PROBLEM STATEMENT =
Determine how many of the lines below hold the word "title". Give the number and nothing else.

(Dataset rows for apps and sites)
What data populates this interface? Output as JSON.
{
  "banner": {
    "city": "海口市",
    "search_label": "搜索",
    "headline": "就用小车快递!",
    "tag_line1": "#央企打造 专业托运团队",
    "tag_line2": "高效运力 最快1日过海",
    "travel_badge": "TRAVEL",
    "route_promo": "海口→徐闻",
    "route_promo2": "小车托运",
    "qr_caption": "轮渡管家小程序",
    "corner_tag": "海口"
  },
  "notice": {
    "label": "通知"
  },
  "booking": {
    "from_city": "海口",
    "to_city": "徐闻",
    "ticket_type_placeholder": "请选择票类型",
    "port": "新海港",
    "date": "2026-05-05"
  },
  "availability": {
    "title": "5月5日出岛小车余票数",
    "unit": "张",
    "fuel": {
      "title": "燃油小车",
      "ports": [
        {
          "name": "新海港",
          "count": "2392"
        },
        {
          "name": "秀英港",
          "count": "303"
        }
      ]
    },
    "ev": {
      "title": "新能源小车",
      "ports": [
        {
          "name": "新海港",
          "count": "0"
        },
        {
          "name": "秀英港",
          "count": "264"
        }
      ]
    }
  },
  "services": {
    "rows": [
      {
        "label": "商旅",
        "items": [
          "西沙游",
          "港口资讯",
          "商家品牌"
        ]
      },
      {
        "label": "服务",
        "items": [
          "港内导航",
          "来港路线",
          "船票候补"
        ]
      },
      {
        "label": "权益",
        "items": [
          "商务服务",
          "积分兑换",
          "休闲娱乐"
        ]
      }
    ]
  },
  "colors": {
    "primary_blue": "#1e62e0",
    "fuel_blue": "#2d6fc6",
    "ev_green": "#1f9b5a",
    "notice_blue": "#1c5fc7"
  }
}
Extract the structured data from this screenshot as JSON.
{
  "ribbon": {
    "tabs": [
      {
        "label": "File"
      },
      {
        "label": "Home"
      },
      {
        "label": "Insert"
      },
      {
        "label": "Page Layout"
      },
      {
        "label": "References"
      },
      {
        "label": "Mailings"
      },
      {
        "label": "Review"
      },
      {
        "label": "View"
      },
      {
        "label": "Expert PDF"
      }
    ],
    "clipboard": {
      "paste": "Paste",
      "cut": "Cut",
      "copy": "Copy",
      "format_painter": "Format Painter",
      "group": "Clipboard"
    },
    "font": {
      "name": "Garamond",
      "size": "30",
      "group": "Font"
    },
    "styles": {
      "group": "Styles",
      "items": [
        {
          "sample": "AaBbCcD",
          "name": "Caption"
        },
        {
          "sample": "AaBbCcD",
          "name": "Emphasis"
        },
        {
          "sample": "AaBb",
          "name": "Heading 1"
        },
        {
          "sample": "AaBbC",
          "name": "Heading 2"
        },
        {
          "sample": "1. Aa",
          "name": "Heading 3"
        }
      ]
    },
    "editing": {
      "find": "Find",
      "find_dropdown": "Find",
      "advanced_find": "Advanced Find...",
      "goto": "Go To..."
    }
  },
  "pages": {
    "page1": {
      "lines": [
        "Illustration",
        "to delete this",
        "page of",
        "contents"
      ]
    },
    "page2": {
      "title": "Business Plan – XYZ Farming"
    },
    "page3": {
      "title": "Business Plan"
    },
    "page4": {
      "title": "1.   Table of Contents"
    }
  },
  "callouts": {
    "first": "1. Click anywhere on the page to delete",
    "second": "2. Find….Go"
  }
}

COMPLETED EXERCISE =
6